• Humble does not mean quiet. You can be passionate about a project or your ideas. Just don’t use excessive adjectives to describe yourself. Be clear, concise and to the point. You can expand on your views if needed. In the words of another humility role model, Mother Theresa, “speak as little as possible of one’s self.”
• Listen to others’ opinions and really hear them. They show that you value the views of others and want their inputs.
• Be willing to admit mistakes. An executive I know shared a personal story with his staff about a mistake he made with his family when he was younger and how he learned from this mistake. A very private person, he decided to share the story so that his staff would understand how he dealt with conflict today. Just by sharing this story, he became more human to his staff and it opened the doors to greater connections with them. Those who can’t seem to say “I did something wrong” or ever apologize for anything are often seen in a negative light by others.
• Be self-aware. Make continuous improvements in yourself and how you interact with others.
• Allow others to take credit. As Harry S. Truman said, “It’s amazing what you can accomplish if you don’t care who gets the credit.”
Humility is not something we are often taught, and yet it is an attribute that can make us stand out in a positive way, especially in a world where so many seem to be screaming for personal recognition and glory. To be successful, it is important to be confident, not arrogant. Being passionate, confident, enthusiastic and humble can be a winning combination. Leaders should lead by example. Maybe we can all take a lesson from Pope Francis.
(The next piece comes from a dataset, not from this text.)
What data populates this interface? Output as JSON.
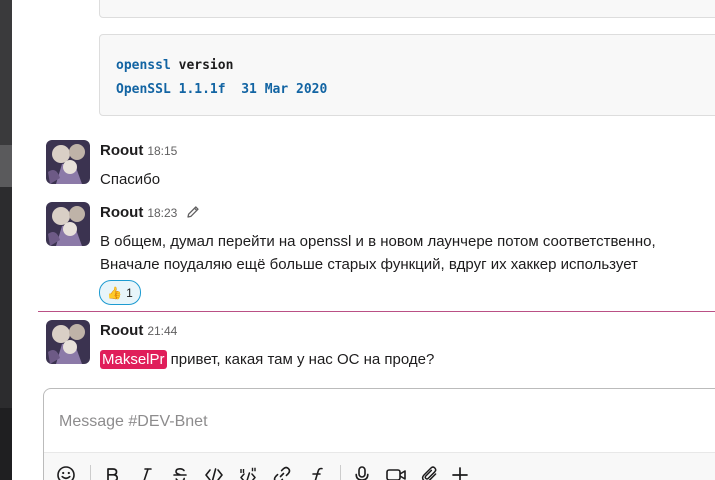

Joyce E. A. Russell is the senior associate dean of learning at the Robert H. Smith School of Business and the director of the Executive Coaching and Leadership Development Program. She is a licensed industrial and organizational psychologist and has more than 25 years of experience coaching executives and consulting on leadership and career management. She can be reached at email@example.com.